M&A activity down in terms of volume, but Shell-BG megadeal pushes overall dollar value up
The second quarter of 2015 showed the largest amount of activity in mergers and acquisitions (M&A) in the oil and gas sector by value since the fourth quarter of 2012, reports the Energy Information Administration (EIA). $115 billion of M&A activity was reported in Q2, but 73% of that value came from Royal Dutch Shell’s (ticker: RDSA) acquisition of BG Group (ticker: BG) for $84 billion.
In Shell’s press release announcing the deal, RDSA CEO Ben van Buerden said the acquisition would help solidify the company’s position in the natural gas market. “BG will accelerate Shell’s financial growth strategy, particularly in deep water and liquefied natural gas … Furthermore, the addition of BG’s competitive natural gas positions makes strategic sense, ahead of the long-term growth in demand we see for this cleaner-burning fuel.”
Without the value of the Shell/BG megadeal, however, the value of M&A deals in the second quarter of 2015 would have only totaled $31 billion, $18 billion higher than in the first quarter, which was the lowest since at least 2008, according to the EIA.
The second quarter was also well below normal levels in terms of deal volume. 137 deals were announced in the second quarter, the lowest number of M&A deals since fourth-quarter 2008 and 42% below the 235 median quarterly number of deals over the previous two years.
Other notable M&A activity in Q2’15
While the Shell/BG deal was largely responsible for Q2’15 being the second largest quarter in terms of dollar value for M&A since 2008, there were several other noteworthy transactions in the second quarter as well.
Yesterday, Noble Energy (ticker: NBL) closed on the all-stock acquisition of Rosetta Resources (ticker: ROSE) for $3.9 billion, including ROSE’s $1.8 billion of debt, representing a 28% premium on Rosetta’s 30-day average stock price. For its part, Noble received 50,000 net acres in the Eagle Ford Shale and 56,000 net acres in the Permian Basin, which includes more than 1,800 gross horizontal drilling locations and net unrisked resource potential of 1 billion BOE.
Private equity company Global Infrastructure Partners (GIP) purchased a 50% stake in Hess Corporation’s (ticker: HES) Bakken midstream assets for $2.675 billion in a deal that closed July 1, 2015. The joint venture will operate under the name Hess Infrastructure Partners, with the company pursuing an initial public offering (IPO) in third-quarter 2015.

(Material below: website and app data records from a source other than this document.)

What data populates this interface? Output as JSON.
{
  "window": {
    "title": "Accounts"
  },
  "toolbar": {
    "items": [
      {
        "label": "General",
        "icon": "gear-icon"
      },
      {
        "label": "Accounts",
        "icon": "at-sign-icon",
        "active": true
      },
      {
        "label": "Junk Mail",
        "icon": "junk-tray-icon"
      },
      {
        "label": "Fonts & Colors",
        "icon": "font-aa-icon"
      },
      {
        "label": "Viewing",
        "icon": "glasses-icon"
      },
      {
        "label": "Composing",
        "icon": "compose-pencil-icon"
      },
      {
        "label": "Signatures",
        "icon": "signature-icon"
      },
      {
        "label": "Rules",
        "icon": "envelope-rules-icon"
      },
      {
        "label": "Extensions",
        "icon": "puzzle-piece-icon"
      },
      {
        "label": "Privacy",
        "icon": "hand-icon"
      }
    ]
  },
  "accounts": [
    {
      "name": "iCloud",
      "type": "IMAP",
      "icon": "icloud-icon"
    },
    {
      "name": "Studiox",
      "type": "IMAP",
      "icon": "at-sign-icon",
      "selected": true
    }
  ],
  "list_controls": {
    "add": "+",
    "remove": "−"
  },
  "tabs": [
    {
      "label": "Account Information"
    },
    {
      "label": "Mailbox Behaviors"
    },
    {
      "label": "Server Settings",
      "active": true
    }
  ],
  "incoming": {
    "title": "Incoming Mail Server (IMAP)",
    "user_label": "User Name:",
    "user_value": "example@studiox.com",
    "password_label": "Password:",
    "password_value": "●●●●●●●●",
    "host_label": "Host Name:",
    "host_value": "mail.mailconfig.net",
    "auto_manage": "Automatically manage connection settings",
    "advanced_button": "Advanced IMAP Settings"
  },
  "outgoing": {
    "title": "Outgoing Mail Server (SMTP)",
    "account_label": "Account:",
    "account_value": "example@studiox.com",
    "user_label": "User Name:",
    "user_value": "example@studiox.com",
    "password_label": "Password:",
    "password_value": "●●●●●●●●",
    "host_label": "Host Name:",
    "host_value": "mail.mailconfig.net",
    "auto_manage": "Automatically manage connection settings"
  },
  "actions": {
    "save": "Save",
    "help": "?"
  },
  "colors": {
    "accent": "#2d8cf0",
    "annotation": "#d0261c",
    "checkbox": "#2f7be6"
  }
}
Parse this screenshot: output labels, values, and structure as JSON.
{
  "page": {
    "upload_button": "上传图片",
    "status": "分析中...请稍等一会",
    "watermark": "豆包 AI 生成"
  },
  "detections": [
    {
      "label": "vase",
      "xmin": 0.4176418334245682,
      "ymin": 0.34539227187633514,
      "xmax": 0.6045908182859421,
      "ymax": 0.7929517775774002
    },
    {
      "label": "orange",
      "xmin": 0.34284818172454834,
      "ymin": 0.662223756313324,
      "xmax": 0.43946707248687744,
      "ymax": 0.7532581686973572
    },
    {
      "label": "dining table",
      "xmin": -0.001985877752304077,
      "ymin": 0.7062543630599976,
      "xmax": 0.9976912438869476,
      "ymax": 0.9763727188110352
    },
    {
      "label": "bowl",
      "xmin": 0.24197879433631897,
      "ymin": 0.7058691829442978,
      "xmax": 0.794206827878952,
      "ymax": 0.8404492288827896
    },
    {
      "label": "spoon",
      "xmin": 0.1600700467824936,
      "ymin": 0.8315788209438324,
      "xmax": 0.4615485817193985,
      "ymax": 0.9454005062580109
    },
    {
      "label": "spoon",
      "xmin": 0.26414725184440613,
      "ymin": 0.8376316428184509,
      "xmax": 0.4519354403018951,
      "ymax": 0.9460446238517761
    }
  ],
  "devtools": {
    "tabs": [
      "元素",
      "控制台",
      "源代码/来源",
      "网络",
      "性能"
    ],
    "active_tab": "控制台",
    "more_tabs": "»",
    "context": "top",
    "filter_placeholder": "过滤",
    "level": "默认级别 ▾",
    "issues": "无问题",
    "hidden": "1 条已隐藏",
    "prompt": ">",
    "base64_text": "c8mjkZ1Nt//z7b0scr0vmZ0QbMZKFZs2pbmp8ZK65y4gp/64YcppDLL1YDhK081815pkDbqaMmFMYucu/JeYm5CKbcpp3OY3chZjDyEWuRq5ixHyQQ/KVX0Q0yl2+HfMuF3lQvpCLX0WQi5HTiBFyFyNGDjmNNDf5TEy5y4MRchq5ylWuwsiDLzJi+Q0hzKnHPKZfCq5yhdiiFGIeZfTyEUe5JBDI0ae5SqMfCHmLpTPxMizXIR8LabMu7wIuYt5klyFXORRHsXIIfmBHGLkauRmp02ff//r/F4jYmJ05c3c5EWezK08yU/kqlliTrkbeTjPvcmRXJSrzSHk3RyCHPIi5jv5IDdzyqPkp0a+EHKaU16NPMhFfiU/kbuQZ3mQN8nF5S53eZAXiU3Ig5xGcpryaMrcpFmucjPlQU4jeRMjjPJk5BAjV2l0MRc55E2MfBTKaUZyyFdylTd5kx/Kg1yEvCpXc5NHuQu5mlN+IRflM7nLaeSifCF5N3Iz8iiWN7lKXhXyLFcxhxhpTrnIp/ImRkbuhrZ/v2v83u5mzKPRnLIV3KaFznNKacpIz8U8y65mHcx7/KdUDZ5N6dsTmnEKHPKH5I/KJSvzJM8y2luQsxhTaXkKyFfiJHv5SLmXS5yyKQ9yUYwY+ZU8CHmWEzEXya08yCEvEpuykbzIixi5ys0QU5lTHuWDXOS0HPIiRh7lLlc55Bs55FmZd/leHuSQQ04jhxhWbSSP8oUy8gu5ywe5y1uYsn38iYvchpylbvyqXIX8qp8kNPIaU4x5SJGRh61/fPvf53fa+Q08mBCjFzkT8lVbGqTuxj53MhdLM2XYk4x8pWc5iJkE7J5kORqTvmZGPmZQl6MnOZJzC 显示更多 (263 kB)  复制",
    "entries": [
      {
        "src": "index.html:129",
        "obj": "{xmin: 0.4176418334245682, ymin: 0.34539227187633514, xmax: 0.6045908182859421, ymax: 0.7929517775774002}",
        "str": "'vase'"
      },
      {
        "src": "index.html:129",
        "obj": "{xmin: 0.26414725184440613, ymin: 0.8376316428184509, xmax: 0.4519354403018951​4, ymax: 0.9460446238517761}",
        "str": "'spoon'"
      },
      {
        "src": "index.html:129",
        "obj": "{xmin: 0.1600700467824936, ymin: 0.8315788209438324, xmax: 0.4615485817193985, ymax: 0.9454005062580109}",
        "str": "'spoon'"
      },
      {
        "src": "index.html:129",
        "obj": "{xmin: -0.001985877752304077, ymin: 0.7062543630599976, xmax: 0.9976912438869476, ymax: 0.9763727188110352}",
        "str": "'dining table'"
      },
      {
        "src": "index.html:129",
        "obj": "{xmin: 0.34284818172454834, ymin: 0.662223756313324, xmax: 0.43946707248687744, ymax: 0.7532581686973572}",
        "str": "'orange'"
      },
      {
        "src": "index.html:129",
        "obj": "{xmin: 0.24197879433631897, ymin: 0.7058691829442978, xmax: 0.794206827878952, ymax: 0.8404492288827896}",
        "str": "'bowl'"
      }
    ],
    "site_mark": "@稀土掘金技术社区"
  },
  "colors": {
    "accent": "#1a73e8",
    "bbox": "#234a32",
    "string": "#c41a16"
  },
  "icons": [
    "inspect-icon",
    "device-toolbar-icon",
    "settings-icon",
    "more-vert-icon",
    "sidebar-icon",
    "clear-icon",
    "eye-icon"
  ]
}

In another deal that was completed on the first of the month, Siemens (ticker: SIE) acquired Houston-based Dresser-Rand (ticker: DRC) for total consideration of $7.8 billion following approval from the E.U. antitrust regulator. In its press release, SIE said that the acquisition would give the company “a comprehensive portfolio of equipment and capability for the oil and gas industry and a much expanded installed base, allow us to address the needs of the market.”